» **WORK TASK**
If a line in the records below holds the word "targets", copy it.

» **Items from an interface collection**
* * * * * * *

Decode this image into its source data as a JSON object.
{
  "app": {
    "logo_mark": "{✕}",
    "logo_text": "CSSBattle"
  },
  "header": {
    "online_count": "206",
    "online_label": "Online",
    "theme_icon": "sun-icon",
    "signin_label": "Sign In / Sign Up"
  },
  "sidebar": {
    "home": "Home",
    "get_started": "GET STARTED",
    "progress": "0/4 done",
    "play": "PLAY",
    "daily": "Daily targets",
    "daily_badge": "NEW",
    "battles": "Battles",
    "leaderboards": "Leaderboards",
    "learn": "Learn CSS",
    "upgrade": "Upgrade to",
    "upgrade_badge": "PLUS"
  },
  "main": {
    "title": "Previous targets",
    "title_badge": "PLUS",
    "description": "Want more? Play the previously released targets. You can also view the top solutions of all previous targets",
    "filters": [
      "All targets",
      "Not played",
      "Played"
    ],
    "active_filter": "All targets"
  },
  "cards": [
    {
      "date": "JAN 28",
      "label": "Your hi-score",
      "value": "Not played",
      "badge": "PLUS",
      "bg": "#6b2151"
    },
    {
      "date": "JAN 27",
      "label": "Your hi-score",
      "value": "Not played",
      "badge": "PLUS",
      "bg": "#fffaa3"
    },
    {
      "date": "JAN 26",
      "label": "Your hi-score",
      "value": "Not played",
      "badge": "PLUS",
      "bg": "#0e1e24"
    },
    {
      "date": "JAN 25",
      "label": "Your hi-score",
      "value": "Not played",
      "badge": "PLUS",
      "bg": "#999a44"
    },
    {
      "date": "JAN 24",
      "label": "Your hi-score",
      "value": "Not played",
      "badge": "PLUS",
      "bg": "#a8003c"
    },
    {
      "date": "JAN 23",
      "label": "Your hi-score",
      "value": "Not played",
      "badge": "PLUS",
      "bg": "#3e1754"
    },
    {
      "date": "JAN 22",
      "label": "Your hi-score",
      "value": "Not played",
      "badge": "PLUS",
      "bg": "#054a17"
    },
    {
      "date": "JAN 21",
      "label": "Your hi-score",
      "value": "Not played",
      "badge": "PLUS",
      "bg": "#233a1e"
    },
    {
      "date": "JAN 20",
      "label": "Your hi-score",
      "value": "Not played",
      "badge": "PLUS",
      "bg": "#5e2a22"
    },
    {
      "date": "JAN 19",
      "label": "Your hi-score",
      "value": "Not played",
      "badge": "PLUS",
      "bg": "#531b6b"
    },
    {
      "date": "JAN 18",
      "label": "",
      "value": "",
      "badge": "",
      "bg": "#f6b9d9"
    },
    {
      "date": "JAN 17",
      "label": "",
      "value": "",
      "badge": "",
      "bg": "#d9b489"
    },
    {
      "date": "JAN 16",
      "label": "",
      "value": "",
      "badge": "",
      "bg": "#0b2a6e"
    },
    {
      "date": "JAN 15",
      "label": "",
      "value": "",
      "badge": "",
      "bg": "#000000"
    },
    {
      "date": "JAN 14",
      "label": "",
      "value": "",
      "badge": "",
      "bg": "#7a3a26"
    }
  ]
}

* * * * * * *

» **ANSWER TO THIS TASK**
    "daily": "Daily targets",
    "title": "Previous targets",
    "description": "Want more? Play the previously released targets. You can also view the top solutions of all previous targets",
      "All targets",
    "active_filter": "All targets"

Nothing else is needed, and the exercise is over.